How to complete this task:
Scan the lines below for "last"; report the number of lines that contain it, and only that.

── Available data

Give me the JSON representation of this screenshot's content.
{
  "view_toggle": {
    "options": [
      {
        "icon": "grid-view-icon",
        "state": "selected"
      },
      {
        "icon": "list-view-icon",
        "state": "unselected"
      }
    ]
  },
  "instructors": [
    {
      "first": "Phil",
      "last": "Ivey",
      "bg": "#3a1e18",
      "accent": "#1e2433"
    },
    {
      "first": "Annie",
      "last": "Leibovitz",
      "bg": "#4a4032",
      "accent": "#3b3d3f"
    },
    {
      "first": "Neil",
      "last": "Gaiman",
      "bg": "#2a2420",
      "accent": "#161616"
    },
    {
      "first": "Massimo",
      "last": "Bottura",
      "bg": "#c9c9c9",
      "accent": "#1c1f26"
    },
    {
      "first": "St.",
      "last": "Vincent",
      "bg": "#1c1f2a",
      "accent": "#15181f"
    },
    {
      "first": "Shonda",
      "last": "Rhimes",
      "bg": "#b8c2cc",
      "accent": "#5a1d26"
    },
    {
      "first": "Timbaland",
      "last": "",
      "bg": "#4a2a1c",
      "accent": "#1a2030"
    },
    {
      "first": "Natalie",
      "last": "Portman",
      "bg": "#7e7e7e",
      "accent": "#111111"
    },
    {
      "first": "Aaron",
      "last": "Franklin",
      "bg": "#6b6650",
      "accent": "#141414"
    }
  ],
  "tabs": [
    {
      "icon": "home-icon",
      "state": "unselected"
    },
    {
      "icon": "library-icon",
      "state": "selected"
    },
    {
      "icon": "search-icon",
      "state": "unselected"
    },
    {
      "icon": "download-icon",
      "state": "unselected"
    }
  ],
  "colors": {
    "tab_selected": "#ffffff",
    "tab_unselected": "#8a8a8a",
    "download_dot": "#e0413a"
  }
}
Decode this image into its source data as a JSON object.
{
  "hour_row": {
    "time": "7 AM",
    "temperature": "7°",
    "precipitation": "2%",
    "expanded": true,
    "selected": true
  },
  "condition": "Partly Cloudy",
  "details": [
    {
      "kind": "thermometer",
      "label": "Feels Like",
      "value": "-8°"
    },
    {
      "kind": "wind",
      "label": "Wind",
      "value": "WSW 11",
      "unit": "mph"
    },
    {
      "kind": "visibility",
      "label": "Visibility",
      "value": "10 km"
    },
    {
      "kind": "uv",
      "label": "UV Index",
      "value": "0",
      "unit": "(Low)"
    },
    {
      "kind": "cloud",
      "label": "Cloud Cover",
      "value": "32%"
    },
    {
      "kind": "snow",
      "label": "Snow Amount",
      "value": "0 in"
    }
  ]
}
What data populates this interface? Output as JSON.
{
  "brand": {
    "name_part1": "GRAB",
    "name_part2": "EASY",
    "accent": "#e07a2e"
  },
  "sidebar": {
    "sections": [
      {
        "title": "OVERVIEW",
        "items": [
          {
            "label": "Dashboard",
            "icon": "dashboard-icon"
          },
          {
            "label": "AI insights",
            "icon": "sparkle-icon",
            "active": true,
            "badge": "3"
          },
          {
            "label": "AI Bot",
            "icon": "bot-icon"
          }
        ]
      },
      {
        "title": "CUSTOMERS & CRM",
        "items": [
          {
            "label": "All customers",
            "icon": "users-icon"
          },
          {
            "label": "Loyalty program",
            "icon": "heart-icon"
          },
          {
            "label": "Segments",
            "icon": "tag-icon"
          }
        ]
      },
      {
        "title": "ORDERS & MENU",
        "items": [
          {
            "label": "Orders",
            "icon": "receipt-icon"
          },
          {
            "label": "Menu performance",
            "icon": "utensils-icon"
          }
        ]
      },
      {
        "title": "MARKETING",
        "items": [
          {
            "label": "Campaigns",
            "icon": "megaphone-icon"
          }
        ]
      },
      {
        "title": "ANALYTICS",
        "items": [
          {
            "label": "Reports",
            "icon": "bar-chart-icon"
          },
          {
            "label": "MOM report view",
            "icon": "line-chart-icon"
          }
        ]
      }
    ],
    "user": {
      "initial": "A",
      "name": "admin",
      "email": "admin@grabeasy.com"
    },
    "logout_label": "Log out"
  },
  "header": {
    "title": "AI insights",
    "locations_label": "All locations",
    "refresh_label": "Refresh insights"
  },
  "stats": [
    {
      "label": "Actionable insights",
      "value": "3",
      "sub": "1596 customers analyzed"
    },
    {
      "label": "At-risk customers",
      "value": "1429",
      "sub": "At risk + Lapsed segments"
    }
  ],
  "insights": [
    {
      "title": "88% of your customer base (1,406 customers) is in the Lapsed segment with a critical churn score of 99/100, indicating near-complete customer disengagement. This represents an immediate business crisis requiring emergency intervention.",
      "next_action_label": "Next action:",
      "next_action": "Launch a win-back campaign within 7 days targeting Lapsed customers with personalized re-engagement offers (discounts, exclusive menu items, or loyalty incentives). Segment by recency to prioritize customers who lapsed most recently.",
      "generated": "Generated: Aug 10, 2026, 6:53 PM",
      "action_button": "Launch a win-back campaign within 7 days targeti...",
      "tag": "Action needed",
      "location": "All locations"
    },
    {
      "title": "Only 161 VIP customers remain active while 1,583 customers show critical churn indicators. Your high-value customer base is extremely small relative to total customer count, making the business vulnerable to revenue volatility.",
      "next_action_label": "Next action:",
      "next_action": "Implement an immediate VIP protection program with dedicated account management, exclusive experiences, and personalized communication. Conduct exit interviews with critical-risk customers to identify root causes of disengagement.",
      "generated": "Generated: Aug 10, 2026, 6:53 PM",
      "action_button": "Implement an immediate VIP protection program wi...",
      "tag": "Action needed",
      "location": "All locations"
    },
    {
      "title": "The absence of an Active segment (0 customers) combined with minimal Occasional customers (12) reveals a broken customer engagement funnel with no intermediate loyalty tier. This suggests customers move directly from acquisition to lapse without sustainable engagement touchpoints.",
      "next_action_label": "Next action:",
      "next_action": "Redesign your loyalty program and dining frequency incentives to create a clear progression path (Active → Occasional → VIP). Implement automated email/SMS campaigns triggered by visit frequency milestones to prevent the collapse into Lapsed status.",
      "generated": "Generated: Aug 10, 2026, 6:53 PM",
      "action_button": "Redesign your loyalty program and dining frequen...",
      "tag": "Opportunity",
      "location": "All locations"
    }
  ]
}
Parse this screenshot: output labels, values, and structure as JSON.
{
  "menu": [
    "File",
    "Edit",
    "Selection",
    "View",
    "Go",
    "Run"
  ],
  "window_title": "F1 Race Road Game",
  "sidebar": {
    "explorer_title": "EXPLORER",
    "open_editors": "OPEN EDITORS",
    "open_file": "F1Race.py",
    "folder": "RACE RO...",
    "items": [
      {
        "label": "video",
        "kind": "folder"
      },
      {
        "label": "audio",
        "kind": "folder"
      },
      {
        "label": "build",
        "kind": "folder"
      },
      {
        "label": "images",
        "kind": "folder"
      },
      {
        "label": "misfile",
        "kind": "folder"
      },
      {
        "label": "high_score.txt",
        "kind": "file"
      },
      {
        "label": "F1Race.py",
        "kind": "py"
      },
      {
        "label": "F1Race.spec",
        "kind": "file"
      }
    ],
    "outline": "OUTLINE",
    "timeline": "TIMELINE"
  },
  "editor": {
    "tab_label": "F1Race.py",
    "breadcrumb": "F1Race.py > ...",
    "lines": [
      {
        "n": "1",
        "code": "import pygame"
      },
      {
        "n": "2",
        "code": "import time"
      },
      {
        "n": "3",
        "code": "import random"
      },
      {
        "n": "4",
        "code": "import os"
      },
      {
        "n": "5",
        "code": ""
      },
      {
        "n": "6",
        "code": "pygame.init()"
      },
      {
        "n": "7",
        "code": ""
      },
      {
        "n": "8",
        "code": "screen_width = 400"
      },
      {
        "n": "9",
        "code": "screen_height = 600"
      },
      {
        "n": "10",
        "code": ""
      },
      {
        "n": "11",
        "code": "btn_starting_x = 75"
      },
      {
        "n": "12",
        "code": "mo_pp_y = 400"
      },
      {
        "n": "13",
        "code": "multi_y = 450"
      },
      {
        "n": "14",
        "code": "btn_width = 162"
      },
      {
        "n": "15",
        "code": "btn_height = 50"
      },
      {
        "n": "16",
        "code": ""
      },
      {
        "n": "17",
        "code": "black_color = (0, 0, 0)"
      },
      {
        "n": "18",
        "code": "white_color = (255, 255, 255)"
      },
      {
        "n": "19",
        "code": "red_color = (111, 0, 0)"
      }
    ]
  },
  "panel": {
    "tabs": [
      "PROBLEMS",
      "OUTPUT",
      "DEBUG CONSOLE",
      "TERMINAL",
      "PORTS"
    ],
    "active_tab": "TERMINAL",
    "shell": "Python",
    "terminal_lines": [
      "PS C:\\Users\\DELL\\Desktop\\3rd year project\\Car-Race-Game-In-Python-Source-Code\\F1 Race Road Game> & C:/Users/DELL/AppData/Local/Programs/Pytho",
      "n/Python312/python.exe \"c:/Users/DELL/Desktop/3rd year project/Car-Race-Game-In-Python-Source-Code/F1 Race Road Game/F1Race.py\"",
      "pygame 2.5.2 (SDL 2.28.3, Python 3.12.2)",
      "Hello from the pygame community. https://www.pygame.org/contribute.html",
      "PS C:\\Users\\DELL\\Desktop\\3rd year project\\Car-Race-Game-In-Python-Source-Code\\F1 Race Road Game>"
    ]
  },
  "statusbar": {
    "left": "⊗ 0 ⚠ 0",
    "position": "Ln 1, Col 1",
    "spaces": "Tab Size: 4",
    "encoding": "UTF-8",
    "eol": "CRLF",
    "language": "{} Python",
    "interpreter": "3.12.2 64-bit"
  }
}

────

Response:
9